Case studies have been integral to Chinese medicine and the way it has been transmitted for centuries. A case study usually documents in detail the process of treatment and the response of an individual patient (Lao et al 2002). It is a format that is particularly suited to the individual practitioner. Based on normal clinical practice, the only investment that you require is time for reflection and writing. It also provides you with a convenient and relatively simple starting point for conducting research.
For you as an individual practitioner writing a case study, there is the opportunity to examine and reflect on a course of treatment you have given to an individual patient. In addition, your systematic analysis of the case can result in better treatment of other patients. And, by sharing your experience with others, you may develop contacts with other practitioners treating similar conditions.

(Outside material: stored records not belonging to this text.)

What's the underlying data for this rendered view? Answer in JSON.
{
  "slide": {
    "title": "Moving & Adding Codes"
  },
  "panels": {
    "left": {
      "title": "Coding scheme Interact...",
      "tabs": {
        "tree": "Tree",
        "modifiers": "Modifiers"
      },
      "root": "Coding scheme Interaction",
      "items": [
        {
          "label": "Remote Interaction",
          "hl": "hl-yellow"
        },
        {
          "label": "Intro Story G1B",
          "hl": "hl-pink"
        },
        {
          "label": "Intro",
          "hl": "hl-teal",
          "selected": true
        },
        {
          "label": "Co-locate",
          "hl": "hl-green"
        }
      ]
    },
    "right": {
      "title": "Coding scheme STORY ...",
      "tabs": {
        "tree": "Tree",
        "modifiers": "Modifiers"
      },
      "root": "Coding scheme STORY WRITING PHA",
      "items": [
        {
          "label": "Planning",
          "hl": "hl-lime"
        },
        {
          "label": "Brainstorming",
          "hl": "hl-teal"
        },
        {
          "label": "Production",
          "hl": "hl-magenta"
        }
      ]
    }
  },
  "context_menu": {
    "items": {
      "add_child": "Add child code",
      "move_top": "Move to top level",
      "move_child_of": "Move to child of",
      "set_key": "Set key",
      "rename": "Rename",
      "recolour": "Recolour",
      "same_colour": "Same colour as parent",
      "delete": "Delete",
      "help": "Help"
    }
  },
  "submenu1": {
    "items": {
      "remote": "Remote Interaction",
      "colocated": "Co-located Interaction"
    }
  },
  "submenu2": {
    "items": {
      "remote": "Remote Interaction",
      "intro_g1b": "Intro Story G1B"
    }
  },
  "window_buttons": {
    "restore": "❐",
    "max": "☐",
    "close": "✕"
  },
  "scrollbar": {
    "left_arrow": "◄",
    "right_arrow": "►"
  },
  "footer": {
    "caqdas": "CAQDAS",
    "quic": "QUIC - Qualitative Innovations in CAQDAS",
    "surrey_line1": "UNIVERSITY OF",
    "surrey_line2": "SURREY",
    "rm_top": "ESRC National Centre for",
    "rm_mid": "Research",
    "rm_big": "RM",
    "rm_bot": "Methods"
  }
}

Writing a case study can also benefit the profession as a whole. Often, case studies can be the basis for the introduction of new therapeutic methods, thereby contributing to the evolution and development of the profession. They can also be the catalysts for further research, as innovative treatment modalities raise new, interesting questions that demand further exploration. And, they can even lead to getting funding for a larger project!
The British Acupuncture Council has, for several years, promoted the writing of case studies by offering a small prize to those accepted for publication in the European Journal of Oriental Medicine (www.ejom.co.uk).
Suggested Guidelines for Case Study PresentationsYou may wish to use this as a guide to areas it may be appropriate to cover in a case study.
The case study
Briefly state what it is about the case that prompted you to record and submit it.
Information about the patient
Treatment Plan and General Principles
Treatment Details in Practice
Following these guidelines will produce a very thorough case study. However, case studies can also be powerful and effective when less detailed. Be guided by what you would need to know as a practitioner reading the study, and write accordingly.
ReferencesLao L, Sherman K, Bovey M, "The role of acupuncture schools and individual practitioners in acupuncture research", Clinical Acupuncture and Oriental Medicine, 3 2002, pp 32-38.
MacPherson H, Kaptchuk T (eds) "Acupuncture in practice: case history insights from the West". New York: Churchill Livingstone, 1997.
Chen J, Wang N (eds) "Acupuncture Case Histories from China.